Get fresh with garlic
Remember that garlic you got last week? Well, it was fresh.
What does fresh garlic mean, you ask?

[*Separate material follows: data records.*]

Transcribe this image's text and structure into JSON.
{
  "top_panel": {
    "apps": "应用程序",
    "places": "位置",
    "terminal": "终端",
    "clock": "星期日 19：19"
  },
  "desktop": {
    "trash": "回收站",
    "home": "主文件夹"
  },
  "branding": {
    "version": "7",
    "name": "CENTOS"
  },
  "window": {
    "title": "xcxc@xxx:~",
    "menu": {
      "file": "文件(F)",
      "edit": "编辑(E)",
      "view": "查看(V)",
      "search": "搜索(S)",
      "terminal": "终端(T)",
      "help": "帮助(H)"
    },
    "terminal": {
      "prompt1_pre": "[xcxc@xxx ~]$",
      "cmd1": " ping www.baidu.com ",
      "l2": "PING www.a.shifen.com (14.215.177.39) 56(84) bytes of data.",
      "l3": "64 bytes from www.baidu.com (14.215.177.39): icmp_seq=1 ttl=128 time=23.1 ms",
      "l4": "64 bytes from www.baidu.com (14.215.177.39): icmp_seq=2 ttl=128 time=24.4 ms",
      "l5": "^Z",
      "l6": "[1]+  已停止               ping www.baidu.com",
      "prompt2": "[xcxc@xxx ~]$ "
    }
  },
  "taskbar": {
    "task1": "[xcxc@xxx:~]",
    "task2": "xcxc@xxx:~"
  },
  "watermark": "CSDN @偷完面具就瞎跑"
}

It means that, unlike the later stuff, it hasn't been cured, and it is sometimes referred to by the French as 'ail nouveau' or 'new garlic'.
It is for this reason that it needs to live in your fridge until you are ready to eat it, and it should be eaten as soon as possible to ensure that it is the best it can be.
You can also try to cure it yourself, but some quality will be lost as it has also been topped, and the stem is an important part of the curing process.
From a culinary perspective, you can use fresh garlic much the same as cured garlic, albeit with a little more prep due to the still-plump outer layers.
Some food bloggers see fresh garlic as the special treat that it is, so if you feel like being fussy with it, it will only reward you with deliciousness.
One thing that I've tried successfully with this slightly tangier version is to roast them whole (cut off the top bits to expose the cloves for easier removal) and spread onto fresh or toasted bread, perhaps topped with a sliced tomato.
The roasting mellows out the already subtle fresh garlic, and makes for the perfect topping for all kinds of things.
For instance, those snap beans you are receiving again this week would be amazing lightly steamed with a dollop of roasted garlic mixed it, as would summer squash on the barbecue.
Oh, the mouth-watering possibilities!